The project that could spearhead SA's reindustrialisation

Nick Hedley
The Presidency has revealed a badly kept corporate secret about a project that could spearhead South Africa's reindustrialisation.
The newly released Just Energy Transition (JET) implementation plan shows that ArcelorMittal South Africa has partnered with an Irish clean energy giant to revive its Saldanha plant and produce a product there that'll soon be in very high demand in the developed world: Low-carbon steel.
Dublin-based Mainstream Renewable Power will produce up to 80 000 tonnes of green hydrogen every year, largely for ArcelorMittal South Africa's factory on the west coast, which was shut in 2020 because it was no longer economically viable. According to the JET planning document, production should start in around four years' time.
ArcelorMittal SA, which hasn't revealed much detail about the Saldanha project itself, will use the hydrogen to make 1.2 million tonnes of direct reduced iron a year. That iron, in turn, will be converted into low-carbon flat steel.
Whereas the group's Saldanha plant was no longer feasible in its previous life, it could become seriously competitive in the global market now that demand for clean steel is surging.
The fact that this project seems to be gaining momentum is excellent news indeed. It's the prime example of how global efforts to slash emissions are translating into South Africa's biggest industrialisation opportunity yet.

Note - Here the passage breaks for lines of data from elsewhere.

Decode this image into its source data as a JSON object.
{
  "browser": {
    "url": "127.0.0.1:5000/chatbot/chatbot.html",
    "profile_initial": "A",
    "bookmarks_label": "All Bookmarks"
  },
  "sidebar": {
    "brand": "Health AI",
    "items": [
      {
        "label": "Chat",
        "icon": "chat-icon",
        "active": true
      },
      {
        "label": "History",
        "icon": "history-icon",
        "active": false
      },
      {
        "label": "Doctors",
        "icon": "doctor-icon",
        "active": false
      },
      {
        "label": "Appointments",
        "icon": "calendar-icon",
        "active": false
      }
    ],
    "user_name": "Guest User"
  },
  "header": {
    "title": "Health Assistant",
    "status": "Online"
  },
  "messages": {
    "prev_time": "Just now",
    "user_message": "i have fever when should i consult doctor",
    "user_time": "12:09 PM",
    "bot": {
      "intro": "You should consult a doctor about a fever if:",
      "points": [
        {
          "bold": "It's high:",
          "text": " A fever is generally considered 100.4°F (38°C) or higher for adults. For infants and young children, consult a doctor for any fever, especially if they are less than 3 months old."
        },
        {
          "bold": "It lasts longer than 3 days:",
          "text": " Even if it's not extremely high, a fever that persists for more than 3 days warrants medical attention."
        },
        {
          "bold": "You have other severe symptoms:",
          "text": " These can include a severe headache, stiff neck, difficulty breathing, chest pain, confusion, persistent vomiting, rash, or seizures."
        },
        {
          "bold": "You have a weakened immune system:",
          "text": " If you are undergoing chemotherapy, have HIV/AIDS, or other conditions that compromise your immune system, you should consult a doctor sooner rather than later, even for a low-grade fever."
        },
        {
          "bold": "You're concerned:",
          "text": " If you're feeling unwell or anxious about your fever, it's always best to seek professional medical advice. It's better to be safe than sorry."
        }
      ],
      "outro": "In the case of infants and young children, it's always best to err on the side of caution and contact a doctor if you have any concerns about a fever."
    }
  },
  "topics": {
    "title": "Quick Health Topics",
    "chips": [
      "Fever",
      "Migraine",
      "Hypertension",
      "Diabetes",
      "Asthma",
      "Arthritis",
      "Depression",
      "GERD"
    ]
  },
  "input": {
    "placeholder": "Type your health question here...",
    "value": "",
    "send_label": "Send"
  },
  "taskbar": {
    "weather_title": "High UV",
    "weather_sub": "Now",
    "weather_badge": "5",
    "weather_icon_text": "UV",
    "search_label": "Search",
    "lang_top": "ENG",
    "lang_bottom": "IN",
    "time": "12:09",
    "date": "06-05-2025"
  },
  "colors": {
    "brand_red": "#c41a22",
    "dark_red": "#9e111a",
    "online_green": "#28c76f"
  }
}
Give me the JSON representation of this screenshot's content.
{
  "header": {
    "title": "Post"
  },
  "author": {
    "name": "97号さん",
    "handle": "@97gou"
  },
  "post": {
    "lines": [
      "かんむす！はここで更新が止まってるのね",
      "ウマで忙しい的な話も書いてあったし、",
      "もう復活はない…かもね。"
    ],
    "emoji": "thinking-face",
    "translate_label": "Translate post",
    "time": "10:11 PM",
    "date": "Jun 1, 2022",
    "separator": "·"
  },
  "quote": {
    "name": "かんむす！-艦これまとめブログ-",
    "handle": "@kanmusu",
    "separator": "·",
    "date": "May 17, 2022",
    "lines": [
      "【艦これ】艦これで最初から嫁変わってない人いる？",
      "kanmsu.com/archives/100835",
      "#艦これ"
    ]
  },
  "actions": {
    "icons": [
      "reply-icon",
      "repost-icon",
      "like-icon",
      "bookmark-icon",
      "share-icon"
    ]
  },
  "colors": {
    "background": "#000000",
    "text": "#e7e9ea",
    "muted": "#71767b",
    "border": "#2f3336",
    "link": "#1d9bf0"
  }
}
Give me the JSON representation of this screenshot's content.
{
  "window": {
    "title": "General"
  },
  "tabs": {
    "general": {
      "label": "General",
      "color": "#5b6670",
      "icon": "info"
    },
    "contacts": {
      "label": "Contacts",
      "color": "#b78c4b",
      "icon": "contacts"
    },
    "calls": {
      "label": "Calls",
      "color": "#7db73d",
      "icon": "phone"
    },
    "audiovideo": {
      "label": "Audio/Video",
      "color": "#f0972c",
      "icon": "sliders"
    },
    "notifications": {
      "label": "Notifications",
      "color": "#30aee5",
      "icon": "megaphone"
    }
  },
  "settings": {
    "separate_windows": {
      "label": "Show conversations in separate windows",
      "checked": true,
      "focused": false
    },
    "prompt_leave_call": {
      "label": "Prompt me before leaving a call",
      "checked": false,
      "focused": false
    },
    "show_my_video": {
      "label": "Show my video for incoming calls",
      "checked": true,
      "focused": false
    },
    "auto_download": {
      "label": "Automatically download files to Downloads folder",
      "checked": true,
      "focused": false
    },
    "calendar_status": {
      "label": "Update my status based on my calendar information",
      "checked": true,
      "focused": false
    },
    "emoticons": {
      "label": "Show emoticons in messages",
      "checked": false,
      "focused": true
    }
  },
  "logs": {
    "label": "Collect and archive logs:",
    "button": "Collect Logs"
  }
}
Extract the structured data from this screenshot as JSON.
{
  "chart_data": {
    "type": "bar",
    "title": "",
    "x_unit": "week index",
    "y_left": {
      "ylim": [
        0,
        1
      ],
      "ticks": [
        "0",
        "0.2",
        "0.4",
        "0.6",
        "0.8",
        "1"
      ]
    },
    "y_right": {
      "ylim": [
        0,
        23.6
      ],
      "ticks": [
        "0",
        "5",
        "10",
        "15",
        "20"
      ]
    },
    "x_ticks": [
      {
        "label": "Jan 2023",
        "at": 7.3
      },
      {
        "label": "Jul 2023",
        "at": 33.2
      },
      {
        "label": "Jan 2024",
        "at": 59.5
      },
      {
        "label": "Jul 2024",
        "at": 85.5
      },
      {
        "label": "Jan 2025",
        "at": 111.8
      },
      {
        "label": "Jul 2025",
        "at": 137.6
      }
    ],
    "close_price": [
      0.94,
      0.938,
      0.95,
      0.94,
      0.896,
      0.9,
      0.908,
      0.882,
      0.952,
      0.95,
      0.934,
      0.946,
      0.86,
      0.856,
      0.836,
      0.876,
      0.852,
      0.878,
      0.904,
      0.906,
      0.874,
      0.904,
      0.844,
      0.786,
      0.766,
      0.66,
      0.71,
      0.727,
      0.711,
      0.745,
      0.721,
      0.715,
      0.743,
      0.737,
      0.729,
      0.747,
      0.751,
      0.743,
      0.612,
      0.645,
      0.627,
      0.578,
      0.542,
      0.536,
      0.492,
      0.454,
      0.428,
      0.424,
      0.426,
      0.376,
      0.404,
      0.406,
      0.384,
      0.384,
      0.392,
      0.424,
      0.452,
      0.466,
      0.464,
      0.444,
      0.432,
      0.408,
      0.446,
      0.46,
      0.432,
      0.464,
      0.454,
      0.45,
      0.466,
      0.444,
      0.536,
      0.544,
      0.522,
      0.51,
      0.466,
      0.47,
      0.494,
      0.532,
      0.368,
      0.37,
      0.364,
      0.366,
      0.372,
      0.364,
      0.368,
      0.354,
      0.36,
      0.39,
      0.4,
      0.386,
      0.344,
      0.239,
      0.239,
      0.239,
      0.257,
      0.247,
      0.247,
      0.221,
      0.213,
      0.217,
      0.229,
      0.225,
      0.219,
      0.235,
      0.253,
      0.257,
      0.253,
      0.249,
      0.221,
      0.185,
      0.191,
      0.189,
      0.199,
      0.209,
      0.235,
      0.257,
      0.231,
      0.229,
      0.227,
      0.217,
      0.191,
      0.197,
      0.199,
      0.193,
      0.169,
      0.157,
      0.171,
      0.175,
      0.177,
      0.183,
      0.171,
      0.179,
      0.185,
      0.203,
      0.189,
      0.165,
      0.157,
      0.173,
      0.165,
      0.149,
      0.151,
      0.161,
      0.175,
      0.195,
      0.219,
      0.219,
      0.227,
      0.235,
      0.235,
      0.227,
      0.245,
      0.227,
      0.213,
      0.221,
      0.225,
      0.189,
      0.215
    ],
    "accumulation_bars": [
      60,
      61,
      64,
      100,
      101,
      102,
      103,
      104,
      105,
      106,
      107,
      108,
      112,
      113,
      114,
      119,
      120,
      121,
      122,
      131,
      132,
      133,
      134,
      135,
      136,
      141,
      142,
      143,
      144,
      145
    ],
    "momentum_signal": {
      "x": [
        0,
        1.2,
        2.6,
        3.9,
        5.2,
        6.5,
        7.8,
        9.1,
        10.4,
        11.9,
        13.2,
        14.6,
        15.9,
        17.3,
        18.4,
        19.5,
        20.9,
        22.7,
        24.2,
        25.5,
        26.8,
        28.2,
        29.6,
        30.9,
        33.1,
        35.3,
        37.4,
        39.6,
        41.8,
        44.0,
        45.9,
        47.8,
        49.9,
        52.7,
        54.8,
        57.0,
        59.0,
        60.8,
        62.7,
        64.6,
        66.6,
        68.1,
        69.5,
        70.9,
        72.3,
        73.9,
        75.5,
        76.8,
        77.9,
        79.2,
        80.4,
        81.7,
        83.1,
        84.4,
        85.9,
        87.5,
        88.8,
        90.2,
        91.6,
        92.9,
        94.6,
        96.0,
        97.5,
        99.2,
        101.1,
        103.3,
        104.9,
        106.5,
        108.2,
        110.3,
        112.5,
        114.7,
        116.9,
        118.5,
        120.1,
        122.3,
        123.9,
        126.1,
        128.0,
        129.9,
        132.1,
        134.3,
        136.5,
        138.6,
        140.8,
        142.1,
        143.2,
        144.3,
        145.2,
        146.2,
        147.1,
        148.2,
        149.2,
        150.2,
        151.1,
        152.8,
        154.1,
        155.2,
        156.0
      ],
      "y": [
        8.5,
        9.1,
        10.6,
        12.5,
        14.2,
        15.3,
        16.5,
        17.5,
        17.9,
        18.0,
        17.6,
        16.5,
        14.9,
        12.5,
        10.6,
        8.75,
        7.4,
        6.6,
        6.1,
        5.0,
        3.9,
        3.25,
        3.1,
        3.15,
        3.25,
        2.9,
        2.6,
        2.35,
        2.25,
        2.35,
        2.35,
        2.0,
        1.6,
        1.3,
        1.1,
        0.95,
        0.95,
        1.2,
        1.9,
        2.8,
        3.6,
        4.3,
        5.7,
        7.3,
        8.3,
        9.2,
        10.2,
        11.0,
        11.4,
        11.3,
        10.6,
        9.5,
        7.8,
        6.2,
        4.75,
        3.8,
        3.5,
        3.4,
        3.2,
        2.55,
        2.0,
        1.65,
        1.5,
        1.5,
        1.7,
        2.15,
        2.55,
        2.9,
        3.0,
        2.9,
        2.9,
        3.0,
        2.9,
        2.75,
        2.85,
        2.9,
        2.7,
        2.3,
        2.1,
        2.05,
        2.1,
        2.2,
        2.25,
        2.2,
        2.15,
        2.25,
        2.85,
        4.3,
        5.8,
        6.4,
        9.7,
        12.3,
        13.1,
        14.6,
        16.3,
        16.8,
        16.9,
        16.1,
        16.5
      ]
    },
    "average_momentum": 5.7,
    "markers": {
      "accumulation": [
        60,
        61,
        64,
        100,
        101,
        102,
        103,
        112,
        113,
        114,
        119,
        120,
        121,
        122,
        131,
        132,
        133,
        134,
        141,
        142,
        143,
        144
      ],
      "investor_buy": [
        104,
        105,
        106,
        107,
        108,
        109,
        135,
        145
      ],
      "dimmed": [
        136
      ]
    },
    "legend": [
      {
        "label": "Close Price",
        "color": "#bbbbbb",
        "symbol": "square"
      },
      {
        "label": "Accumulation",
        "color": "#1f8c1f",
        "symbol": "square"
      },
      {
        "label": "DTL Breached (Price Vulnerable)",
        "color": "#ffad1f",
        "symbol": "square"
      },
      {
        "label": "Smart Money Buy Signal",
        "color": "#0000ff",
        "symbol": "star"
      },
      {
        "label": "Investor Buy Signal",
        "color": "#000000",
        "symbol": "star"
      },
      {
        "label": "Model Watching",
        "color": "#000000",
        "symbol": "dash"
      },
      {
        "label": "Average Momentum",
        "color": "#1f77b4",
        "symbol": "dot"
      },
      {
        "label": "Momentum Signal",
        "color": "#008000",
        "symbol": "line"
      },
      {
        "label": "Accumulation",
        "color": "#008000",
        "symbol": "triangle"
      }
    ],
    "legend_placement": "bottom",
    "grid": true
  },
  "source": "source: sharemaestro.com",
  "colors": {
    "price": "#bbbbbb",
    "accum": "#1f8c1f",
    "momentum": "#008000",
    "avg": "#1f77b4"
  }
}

That's because we're better placed than most countries to produce the clean energy needed to make low-carbon goods.
In particular, we have major competitive advantages in green hydrogen, which is becoming integral to the decarbonisation of manufacturing processes.
For the uninitiated, green hydrogen is an emissions-free energy carrier and fuel made by splitting water into its individual components – hydrogen and oxygen – using an electrolyser. To be considered "green", the electrolysis process must be powered by renewable energy plants like solar or wind farms.
That hydrogen can then be burned to release the stored energy. When that happens, the hydrogen molecules react with oxygen to form water once again. Throughout this process, no planet-warming carbon dioxide or methane is created – the only emission is water.
In the case of steelmaking, hydrogen is used in place of carbon-based reductants to extract iron from the ore it was wedged in. That iron is then used in an electric arc furnace or other steelmaking process to produce steel.
South Africa's competitive advantage in green hydrogen stems from our enviable solar and wind resources, our existing hydrogen production expertise, and our unrivalled platinum reserves.
Aside from steel, we can use green hydrogen to make low-carbon ammonia, fertiliser, methanol, glass, and cement.
South Africa has lost its competitiveness in many of these areas, but that could change quickly if we make the most of our hydrogen opportunity.
According to the JET implementation plan, South Africa has 24 green hydrogen projects in the works, worth more than R300 billion. Nine of those projects have been granted 'strategic integrated project' status by the state (the Saldanha plant isn't one of them).
They include a green hydrogen and ammonia project at the Prieska Power Reserve, which is being co-developed by Mahlako a Phahla Investments – a black women-led infrastructure investor.
Then there are several projects aimed at decarbonising the transport sector through the production of hydrogen fuel cells for trucks, and sustainable aviation fuels.
And there's even an energy generation project. HDF Energy plans to build a green hydrogen-fired power plant that'll yield 1,800 gigawatt hours of clean electricity a year, per the planning document. If it goes ahead, that facility will operate like a gas-fired plant, but cleaner.
There are, of course, plans to export hydrogen and its derivatives to far-away markets.
But some engineers think that's wishful thinking. Hydrogen doesn't travel well, and we're too far from off-takers in the Global North. Converting hydrogen into derivatives that can withstand long journeys is possible, but it's extremely energy-inefficient.
If we want to export our green molecules, it's best done by making things with them. And therein lies South Africa's biggest-ever industrialisation opportunity.
Hopefully the Saldanha steel plant revival is a roaring success that paves the way for steel mills and other factories across the country to follow suit. The market for zero-emissions goods is about to explode as the EU and other jurisdictions introduce carbon border taxes.-Fin24